[Web page and app entries]
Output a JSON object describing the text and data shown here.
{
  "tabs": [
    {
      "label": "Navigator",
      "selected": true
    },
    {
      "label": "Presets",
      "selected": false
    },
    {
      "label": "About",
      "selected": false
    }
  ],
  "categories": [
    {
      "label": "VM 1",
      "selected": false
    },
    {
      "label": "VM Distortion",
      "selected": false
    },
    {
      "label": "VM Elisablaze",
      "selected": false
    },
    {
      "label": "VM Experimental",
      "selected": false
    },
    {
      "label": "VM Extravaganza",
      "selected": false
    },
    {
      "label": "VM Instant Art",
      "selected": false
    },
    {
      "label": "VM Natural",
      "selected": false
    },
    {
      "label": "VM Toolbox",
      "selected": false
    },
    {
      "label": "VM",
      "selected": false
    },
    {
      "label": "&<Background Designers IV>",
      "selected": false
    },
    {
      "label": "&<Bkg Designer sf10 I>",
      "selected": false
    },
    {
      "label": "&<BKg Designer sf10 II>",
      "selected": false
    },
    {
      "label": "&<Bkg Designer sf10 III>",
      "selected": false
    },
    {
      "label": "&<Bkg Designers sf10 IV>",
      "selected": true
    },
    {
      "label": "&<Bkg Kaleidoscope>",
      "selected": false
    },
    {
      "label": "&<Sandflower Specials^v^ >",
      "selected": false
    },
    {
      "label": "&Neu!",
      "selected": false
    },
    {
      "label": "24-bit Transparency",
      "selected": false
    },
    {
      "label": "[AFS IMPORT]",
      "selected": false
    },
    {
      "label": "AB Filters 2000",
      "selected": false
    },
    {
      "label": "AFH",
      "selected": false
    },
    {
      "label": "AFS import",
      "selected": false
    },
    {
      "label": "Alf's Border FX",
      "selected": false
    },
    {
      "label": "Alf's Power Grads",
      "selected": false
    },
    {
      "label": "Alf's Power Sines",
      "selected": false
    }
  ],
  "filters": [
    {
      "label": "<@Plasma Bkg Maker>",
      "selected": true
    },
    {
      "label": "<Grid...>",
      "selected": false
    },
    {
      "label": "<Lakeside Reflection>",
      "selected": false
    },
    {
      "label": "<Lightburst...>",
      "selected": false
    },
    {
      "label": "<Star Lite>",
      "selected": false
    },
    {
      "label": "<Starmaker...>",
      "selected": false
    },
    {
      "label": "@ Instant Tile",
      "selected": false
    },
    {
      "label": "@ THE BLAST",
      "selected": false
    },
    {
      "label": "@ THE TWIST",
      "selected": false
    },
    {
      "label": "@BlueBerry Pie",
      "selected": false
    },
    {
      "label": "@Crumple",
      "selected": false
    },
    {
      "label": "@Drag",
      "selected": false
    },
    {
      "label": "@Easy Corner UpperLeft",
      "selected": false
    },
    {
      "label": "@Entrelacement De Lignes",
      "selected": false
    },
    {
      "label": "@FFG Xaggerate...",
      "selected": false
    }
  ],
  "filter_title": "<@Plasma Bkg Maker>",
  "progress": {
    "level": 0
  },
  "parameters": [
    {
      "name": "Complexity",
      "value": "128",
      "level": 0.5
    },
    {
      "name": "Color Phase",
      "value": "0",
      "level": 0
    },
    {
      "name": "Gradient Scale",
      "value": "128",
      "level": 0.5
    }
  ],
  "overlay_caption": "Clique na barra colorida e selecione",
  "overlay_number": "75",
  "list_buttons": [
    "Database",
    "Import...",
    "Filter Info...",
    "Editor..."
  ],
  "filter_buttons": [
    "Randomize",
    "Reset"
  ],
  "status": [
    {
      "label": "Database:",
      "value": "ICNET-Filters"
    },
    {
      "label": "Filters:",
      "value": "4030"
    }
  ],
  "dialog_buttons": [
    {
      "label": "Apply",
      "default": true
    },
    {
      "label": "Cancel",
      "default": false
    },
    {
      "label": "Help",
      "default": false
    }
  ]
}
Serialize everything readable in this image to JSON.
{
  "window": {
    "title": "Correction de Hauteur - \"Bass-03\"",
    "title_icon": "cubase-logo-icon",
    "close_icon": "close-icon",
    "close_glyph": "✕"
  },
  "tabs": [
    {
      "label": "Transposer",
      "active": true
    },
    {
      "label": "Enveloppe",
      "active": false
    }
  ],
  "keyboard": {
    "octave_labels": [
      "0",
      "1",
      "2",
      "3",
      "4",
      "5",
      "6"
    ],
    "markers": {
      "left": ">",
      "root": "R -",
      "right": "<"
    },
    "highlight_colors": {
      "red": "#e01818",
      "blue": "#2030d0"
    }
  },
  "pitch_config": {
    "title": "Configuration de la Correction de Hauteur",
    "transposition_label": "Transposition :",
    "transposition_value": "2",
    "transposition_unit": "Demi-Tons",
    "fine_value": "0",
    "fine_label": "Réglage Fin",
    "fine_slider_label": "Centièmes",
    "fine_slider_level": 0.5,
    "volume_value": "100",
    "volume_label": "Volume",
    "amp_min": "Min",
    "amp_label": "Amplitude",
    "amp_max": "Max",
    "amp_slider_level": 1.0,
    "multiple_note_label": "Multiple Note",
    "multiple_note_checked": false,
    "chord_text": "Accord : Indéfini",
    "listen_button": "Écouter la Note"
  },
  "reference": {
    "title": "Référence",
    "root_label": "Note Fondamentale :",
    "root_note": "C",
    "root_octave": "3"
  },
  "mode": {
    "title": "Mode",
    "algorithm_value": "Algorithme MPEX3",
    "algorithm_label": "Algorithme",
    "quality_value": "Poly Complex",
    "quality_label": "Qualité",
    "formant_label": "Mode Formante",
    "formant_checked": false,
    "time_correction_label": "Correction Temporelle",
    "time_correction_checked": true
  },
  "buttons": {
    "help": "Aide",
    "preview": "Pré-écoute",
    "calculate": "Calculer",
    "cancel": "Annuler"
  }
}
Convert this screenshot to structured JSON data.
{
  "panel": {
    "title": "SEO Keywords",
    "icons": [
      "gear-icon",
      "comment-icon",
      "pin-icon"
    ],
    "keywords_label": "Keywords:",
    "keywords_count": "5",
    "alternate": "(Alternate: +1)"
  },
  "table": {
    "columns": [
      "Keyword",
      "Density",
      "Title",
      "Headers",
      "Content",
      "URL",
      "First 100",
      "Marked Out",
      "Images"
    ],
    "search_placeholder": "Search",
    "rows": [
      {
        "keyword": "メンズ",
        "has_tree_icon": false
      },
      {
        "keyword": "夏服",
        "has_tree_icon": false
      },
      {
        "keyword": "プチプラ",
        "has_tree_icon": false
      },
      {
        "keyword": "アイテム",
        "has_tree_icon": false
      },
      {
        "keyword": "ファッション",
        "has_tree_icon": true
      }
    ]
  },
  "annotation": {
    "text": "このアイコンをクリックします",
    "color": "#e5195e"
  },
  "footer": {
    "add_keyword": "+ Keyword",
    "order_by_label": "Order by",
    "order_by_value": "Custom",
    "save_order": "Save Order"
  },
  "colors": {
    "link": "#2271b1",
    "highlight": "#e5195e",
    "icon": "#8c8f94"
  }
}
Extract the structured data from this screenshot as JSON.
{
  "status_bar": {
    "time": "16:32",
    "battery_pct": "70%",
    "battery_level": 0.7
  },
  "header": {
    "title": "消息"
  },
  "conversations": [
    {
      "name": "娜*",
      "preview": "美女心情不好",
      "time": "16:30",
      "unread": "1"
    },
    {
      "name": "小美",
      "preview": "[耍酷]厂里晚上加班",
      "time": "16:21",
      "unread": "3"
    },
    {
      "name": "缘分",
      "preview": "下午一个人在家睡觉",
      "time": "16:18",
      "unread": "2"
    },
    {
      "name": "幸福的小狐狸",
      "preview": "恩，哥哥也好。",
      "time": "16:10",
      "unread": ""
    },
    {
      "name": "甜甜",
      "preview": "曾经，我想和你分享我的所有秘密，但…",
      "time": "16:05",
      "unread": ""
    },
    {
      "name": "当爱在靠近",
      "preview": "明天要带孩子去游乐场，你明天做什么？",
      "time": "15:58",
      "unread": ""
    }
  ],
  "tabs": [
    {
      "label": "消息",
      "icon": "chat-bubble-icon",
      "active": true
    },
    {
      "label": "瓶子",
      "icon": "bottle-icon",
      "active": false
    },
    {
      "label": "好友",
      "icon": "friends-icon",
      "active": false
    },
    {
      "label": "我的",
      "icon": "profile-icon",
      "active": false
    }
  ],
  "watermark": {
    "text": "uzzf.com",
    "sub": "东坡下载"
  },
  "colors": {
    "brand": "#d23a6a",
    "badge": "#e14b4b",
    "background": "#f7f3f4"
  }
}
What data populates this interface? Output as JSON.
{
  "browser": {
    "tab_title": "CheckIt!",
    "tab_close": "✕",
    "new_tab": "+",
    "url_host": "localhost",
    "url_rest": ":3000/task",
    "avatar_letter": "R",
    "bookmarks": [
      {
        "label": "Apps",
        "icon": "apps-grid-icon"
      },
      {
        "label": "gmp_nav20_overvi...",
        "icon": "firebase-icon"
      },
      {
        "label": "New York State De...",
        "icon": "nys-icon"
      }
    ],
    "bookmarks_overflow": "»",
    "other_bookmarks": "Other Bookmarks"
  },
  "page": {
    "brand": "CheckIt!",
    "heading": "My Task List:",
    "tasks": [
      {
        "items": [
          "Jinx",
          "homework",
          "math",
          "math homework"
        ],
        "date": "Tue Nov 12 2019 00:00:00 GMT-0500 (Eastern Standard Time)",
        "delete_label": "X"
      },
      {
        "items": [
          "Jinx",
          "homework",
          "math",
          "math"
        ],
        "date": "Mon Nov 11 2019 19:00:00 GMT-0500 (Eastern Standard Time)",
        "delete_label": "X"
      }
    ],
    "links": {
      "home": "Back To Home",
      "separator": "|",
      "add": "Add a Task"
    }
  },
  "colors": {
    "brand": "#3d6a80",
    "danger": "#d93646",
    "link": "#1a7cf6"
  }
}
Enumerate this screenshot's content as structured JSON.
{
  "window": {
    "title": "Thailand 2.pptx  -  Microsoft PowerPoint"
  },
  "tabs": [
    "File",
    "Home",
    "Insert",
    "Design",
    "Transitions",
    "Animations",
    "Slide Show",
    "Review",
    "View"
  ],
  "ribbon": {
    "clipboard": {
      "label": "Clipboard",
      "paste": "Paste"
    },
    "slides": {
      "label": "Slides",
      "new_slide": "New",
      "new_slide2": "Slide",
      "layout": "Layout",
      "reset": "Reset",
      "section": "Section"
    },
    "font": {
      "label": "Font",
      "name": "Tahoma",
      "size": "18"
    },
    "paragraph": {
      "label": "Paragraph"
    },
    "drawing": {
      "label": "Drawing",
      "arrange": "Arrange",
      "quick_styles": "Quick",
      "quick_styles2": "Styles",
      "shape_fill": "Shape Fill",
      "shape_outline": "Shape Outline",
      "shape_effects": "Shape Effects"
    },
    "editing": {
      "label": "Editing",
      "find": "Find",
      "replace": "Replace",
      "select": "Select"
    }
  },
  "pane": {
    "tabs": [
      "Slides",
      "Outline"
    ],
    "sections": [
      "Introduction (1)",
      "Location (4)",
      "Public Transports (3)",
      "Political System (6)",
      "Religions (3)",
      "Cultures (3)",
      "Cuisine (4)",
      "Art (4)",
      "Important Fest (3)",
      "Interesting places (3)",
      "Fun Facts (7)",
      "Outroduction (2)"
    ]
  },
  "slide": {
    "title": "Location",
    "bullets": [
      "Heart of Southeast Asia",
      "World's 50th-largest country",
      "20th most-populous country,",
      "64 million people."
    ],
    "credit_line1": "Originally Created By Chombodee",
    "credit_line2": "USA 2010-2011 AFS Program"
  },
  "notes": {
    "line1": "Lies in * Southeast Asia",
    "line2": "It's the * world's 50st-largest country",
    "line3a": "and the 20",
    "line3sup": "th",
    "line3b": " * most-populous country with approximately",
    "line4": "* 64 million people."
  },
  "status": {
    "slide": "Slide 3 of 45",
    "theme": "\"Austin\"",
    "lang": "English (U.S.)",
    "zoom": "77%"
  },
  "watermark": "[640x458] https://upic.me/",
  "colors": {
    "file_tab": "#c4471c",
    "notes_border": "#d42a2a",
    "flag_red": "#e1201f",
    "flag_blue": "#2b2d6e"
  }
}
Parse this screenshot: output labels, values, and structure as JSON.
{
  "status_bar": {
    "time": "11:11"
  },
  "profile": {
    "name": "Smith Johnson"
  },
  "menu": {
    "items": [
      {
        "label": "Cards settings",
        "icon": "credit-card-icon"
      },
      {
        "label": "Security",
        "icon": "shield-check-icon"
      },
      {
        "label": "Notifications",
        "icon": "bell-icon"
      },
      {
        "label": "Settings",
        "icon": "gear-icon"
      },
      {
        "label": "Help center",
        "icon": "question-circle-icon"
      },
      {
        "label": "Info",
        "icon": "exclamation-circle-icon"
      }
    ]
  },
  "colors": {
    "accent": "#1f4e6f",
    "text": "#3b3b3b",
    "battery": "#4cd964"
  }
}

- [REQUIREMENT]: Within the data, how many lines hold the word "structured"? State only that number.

- [OUTPUT BELOW]: 3